Standing at the foyer door of the hotel the following morning as temperatures plummeted and snow fell like I NEVER saw it fall before, I looked forward to the routine and excitement of airports and their cadences. Apparently we were now flying straight to New York, I never felt the true impact of what this meant, but Atlanta was apparently on our list for a non scheduled stopover. This of course kept us in line for our destination but also allowed us time to contemplate and create new plans for things like having a ‘rare auld time’.
Spencer proved to be excellent exponent of this philosophy and immediately fell in love somewhere over the Atlantic.
We were the second last plane to leave Dublin that day. The airport closed for three days 40 minutes after we took off. Invincible!
Spencer got badly sunburned on day two – he remained on MOTHERRR for a day, recovering by way of air-conditioning. This left me to fish with my guide Jose to fish for the longest time for the greatest challenge.
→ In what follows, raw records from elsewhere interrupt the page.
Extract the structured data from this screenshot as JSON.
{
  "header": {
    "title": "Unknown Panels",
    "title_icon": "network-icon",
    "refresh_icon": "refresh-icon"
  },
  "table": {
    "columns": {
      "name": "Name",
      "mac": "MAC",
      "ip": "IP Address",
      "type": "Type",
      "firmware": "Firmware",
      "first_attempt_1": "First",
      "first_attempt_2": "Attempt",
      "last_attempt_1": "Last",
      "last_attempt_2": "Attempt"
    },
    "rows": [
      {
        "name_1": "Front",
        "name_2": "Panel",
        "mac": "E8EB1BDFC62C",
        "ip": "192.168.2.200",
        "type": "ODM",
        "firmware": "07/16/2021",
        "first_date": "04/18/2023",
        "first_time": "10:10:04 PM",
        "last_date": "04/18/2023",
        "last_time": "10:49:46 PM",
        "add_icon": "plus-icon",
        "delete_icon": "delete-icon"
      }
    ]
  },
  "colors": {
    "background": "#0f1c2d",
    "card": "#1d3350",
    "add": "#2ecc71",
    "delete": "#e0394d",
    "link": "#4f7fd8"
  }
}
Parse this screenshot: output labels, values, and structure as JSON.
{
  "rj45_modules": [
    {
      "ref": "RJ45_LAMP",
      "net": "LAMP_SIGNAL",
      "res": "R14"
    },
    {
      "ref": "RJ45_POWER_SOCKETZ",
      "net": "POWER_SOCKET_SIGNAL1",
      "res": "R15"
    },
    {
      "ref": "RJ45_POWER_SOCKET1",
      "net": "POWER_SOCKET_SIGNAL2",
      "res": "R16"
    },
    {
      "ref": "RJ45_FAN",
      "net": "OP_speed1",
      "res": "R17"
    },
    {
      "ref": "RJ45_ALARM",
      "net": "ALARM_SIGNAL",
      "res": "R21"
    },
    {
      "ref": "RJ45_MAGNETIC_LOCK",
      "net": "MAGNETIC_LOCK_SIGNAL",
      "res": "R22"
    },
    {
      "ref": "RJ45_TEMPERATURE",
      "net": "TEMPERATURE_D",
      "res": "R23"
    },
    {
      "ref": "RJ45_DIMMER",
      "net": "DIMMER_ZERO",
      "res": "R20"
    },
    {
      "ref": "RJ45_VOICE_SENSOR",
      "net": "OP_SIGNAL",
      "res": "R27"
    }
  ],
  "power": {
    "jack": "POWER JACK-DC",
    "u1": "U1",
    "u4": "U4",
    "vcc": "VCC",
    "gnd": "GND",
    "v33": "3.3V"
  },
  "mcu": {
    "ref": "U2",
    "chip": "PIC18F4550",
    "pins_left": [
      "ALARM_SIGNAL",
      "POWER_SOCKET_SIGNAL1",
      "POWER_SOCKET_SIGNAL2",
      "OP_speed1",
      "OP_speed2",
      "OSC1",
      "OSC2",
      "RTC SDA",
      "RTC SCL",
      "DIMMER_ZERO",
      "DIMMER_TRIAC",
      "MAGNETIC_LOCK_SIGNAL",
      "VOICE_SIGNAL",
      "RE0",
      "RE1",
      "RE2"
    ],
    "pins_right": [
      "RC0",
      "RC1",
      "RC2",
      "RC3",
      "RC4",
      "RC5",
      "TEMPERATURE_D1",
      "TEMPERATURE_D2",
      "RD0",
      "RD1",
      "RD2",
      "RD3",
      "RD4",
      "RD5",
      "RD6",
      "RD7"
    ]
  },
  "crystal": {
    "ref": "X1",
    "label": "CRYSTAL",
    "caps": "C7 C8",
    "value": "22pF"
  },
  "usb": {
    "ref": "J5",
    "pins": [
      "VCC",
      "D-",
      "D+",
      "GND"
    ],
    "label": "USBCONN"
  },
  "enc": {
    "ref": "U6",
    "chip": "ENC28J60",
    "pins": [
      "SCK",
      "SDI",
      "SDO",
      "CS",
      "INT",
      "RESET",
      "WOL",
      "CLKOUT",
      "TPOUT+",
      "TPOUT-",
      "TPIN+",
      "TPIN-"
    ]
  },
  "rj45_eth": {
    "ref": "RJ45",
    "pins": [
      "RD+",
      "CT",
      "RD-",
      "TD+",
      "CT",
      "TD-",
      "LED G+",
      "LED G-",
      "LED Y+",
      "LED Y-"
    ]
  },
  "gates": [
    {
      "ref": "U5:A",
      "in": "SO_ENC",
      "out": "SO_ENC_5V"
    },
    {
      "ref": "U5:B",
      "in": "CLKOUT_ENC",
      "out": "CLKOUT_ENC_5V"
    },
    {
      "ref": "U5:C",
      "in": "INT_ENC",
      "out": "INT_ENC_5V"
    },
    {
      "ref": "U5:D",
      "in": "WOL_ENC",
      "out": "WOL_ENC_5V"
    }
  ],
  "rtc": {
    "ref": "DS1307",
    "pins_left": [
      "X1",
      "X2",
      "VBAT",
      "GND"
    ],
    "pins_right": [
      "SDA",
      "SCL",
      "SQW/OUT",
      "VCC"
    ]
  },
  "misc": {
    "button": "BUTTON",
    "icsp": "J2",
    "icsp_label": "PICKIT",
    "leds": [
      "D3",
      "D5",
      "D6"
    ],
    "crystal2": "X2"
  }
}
They’re running hot to the boat Jim, fifty yards at 11 o’clock and closing.
Jose never raised his voice, even when I eventually spotted the fish, twenty of them, at 20 yards and going past the bow. I never even got a cast off. I marvelled at their speed their meticulous formation held in perfection as they traversed the reef on a secret mission.
We sped over shallow water, close to giant starfish, ray, reefs, stopped and drifted. And in the midst of the drifts I found the impossible silence as Jose majestically polled the boat over the flats and through heart racing locations where we met the fish, again and again.
It was always the gentle sound of the wind, the flap of shirt collar, the hiss of line through the cast, sometimes the clink clink clink of small waves against the hull. A pelican fishing.
Fish Jim..came the voice, do ya see um?
With some instruction and help, but now more frequently than not, more like encouragement, in the silence, came the activity of the cast, the retrieve, and most of all in the silence sometimes too came the sound of a fly reel emptying at speed, creating, in the silence, a frame of mind I can never forget.
That scene, with Macbeth helpless and desperate
In his nightmare—when he meets the hags again
And sees the apparitions in the pot—
I felt at home with that one all right.